In many ways, the Luttrell household epitomized the divided sentiments of Civil War-era Knoxville. Luttrell himself supported the Union, and his son, Samuel, fought for the Union Army.[6] However, his two other sons, John and James, Jr., both fought for the Confederate Army.[6] In spite of Luttrell's Union sentiments, he was reelected mayor of Confederate-occupied Knoxville in 1862.[6] Historian Oliver Perry Temple recalled that when Union forces occupied Knoxville in September 1863, Luttrell unfurled a large American flag at the corner of Main Street and Gay Street he had painstakingly saved for such an occasion.[7]

After the war, Luttrell joined the Democratic Party, complicating his electability in heavily-Republican post-war East Tennessee.[1] He was finally defeated in the mayoral election of 1866 by Knoxville businessman Marcus De Lafayette Bearden.[4] Luttrell was elected to the state senate in 1869, but served just one two-year term. He died while visiting an associate in Nashville in 1878.[1]

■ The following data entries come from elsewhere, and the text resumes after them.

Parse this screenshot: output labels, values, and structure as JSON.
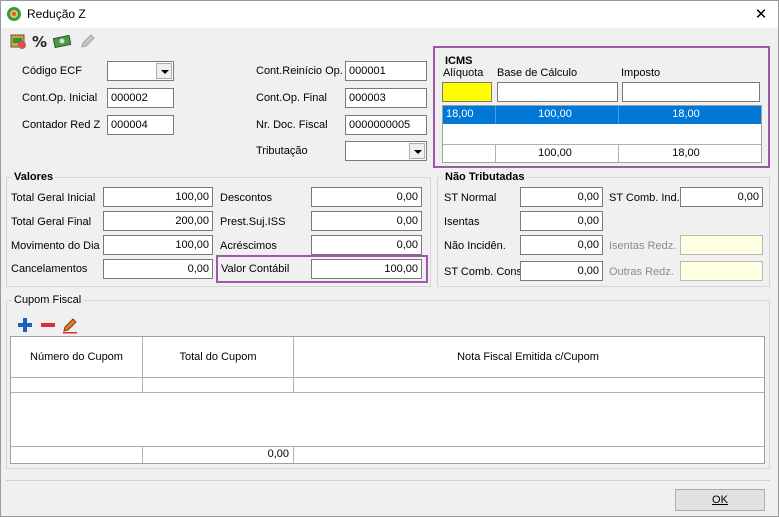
{
  "window": {
    "title": "Redução Z",
    "close": "✕"
  },
  "form": {
    "codigo_ecf": {
      "label": "Código ECF",
      "value": ""
    },
    "cont_op_inicial": {
      "label": "Cont.Op. Inicial",
      "value": "000002"
    },
    "contador_red_z": {
      "label": "Contador Red Z",
      "value": "000004"
    },
    "cont_reinicio_op": {
      "label": "Cont.Reinício Op.",
      "value": "000001"
    },
    "cont_op_final": {
      "label": "Cont.Op. Final",
      "value": "000003"
    },
    "nr_doc_fiscal": {
      "label": "Nr. Doc. Fiscal",
      "value": "0000000005"
    },
    "tributacao": {
      "label": "Tributação",
      "value": ""
    }
  },
  "icms": {
    "title": "ICMS",
    "headers": {
      "aliquota": "Alíquota",
      "base": "Base de Cálculo",
      "imposto": "Imposto"
    },
    "inputs": {
      "aliquota": "",
      "base": "",
      "imposto": ""
    },
    "rows": [
      {
        "aliquota": "18,00",
        "base": "100,00",
        "imposto": "18,00"
      }
    ],
    "totals": {
      "base": "100,00",
      "imposto": "18,00"
    }
  },
  "valores": {
    "title": "Valores",
    "total_geral_inicial": {
      "label": "Total Geral Inicial",
      "value": "100,00"
    },
    "total_geral_final": {
      "label": "Total Geral Final",
      "value": "200,00"
    },
    "movimento_dia": {
      "label": "Movimento do Dia",
      "value": "100,00"
    },
    "cancelamentos": {
      "label": "Cancelamentos",
      "value": "0,00"
    },
    "descontos": {
      "label": "Descontos",
      "value": "0,00"
    },
    "prest_suj_iss": {
      "label": "Prest.Suj.ISS",
      "value": "0,00"
    },
    "acrescimos": {
      "label": "Acréscimos",
      "value": "0,00"
    },
    "valor_contabil": {
      "label": "Valor Contábil",
      "value": "100,00"
    }
  },
  "nao_tributadas": {
    "title": "Não Tributadas",
    "st_normal": {
      "label": "ST Normal",
      "value": "0,00"
    },
    "isentas": {
      "label": "Isentas",
      "value": "0,00"
    },
    "nao_incidencia": {
      "label": "Não Incidên.",
      "value": "0,00"
    },
    "st_comb_cons": {
      "label": "ST Comb. Cons",
      "value": "0,00"
    },
    "st_comb_ind": {
      "label": "ST Comb. Ind.",
      "value": "0,00"
    },
    "isentas_redz": {
      "label": "Isentas Redz.",
      "value": ""
    },
    "outras_redz": {
      "label": "Outras Redz.",
      "value": ""
    }
  },
  "cupom_fiscal": {
    "title": "Cupom Fiscal",
    "columns": [
      "Número do Cupom",
      "Total do Cupom",
      "Nota Fiscal Emitida c/Cupom"
    ],
    "total": "0,00"
  },
  "footer": {
    "ok": "OK"
  },
  "colors": {
    "highlight": "#9b59a8",
    "selection": "#0078d7",
    "yellow": "#ffff00"
  }
}
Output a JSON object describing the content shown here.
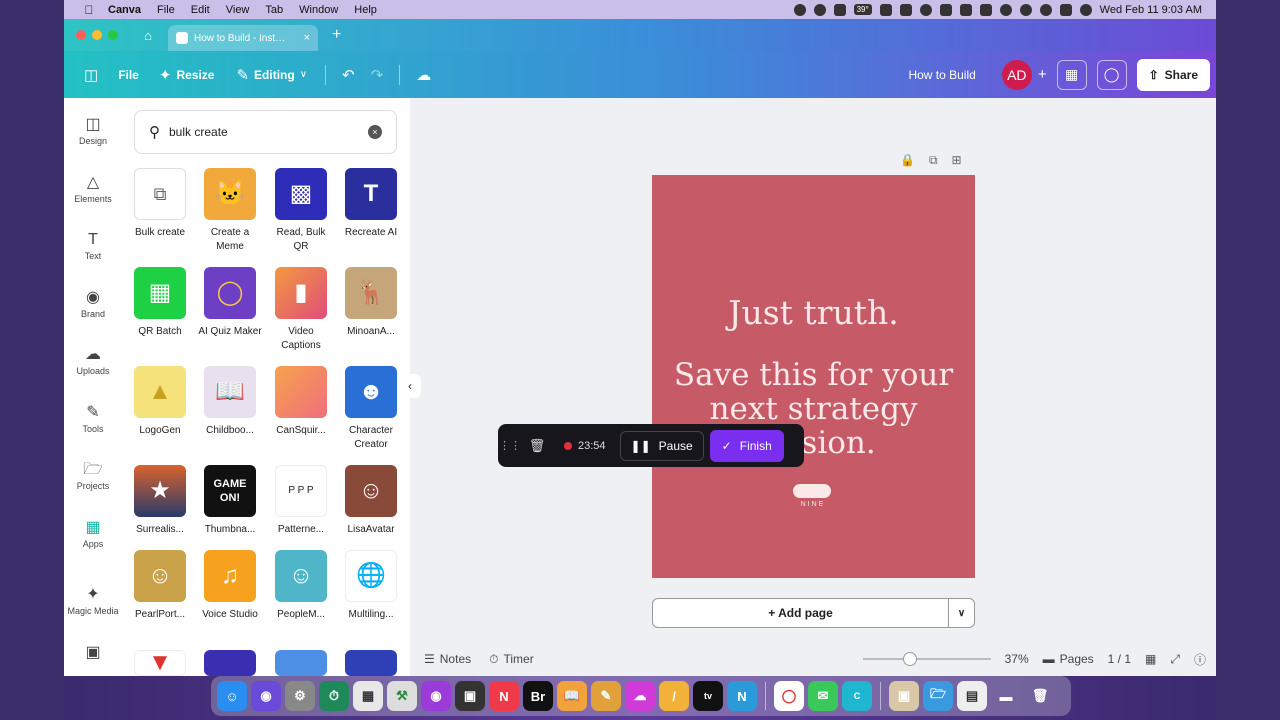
{
  "menubar": {
    "app_name": "Canva",
    "items": [
      "File",
      "Edit",
      "View",
      "Tab",
      "Window",
      "Help"
    ],
    "temp_badge": "39°",
    "datetime": "Wed Feb 11  9:03 AM"
  },
  "browser": {
    "tab_title": "How to Build - Inst…"
  },
  "toolbar": {
    "file": "File",
    "resize": "Resize",
    "editing": "Editing",
    "doc_title": "How to Build",
    "avatar_initials": "AD",
    "share": "Share"
  },
  "rail": {
    "items": [
      {
        "label": "Design",
        "icon": "design-icon"
      },
      {
        "label": "Elements",
        "icon": "elements-icon"
      },
      {
        "label": "Text",
        "icon": "text-icon"
      },
      {
        "label": "Brand",
        "icon": "brand-icon"
      },
      {
        "label": "Uploads",
        "icon": "uploads-icon"
      },
      {
        "label": "Tools",
        "icon": "tools-icon"
      },
      {
        "label": "Projects",
        "icon": "projects-icon"
      },
      {
        "label": "Apps",
        "icon": "apps-icon"
      },
      {
        "label": "Magic Media",
        "icon": "magic-media-icon"
      }
    ]
  },
  "search": {
    "value": "bulk create"
  },
  "apps": [
    {
      "label": "Bulk create"
    },
    {
      "label": "Create a Meme"
    },
    {
      "label": "Read, Bulk QR"
    },
    {
      "label": "Recreate AI"
    },
    {
      "label": "QR Batch"
    },
    {
      "label": "AI Quiz Maker"
    },
    {
      "label": "Video Captions"
    },
    {
      "label": "MinoanA..."
    },
    {
      "label": "LogoGen"
    },
    {
      "label": "Childboo..."
    },
    {
      "label": "CanSquir..."
    },
    {
      "label": "Character Creator"
    },
    {
      "label": "Surrealis..."
    },
    {
      "label": "Thumbna..."
    },
    {
      "label": "Patterne..."
    },
    {
      "label": "LisaAvatar"
    },
    {
      "label": "PearlPort..."
    },
    {
      "label": "Voice Studio"
    },
    {
      "label": "PeopleM..."
    },
    {
      "label": "Multiling..."
    }
  ],
  "design": {
    "line1": "Just truth.",
    "line2": "Save this for your next strategy session.",
    "logo_text": "NINE",
    "bg_color": "#c65b67"
  },
  "add_page": "+ Add page",
  "recorder": {
    "time": "23:54",
    "pause": "Pause",
    "finish": "Finish"
  },
  "bottombar": {
    "notes": "Notes",
    "timer": "Timer",
    "zoom": "37%",
    "zoom_fraction": 0.37,
    "pages": "Pages",
    "page_count": "1 / 1"
  }
}
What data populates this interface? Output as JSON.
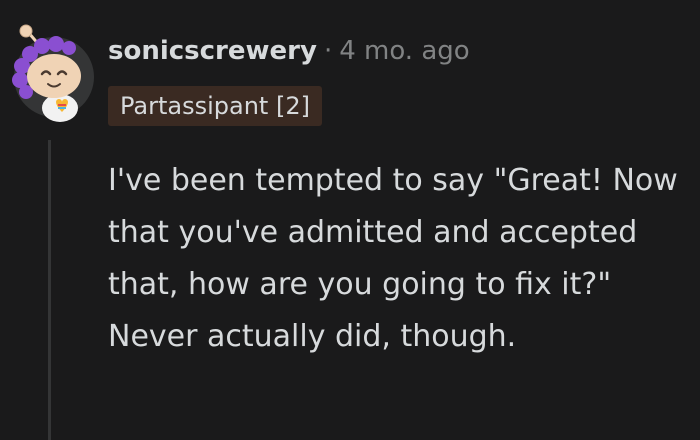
{
  "comment": {
    "author": "sonicscrewery",
    "separator": "·",
    "timestamp": "4 mo. ago",
    "flair": "Partassipant [2]",
    "avatar_icon": "snoo-avatar-icon",
    "body": "I've been tempted to say \"Great! Now that you've admitted and accepted that, how are you going to fix it?\" Never actually did, though."
  },
  "colors": {
    "background": "#1a1a1b",
    "text": "#d7dadc",
    "muted": "#818384",
    "flair_bg": "#3a2a22",
    "thread_line": "#343536"
  }
}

See also[edit]

References[edit]

  1. ^ a b c d e f g h East Tennessee Historical Society, Mary Rothrock (ed.), The French Broad-Holston Country: A History of Knox County, Tennessee (Knoxville, Tenn.: East Tennessee Historical Society, 1972), pp. 440-441.
  2. ^ Rothrock, French Broad-Holston Country, p. 440 and index. Luttrell's father and son were also named "James Churchwell Luttrell," leading to confusion in historical sources. Luttrell is sometimes referred to as "James Luttrell, Sr.," and his son (1841–1914) is sometimes referred to as "James Luttrell, Jr."
  3. ^ Mayors of Knoxville. Retrieved: 3 November 2010.
  4. ^ a b Jack Neely, Market Square: A History of the Most Democratic Place on Earth (Knoxville, Tenn.: Market Square District Association, 2009), p. 29.
  5. ^ Phillip Langsdon, Tennessee: A Political History (Franklin, Tenn.: Hillsboro Press, 2000), pp. 133-134.
  6. ^ a b c Robert McKenzie, Lincolnites and Rebels: A Divided Town in the American Civil War (New York: Oxford University Press, 2006), p. 127.
  7. ^ Oliver P. Temple, East Tennessee and the Civil War (Johnson City, Tenn.: Overmountain Press, 1995), p. 479.

External links[edit]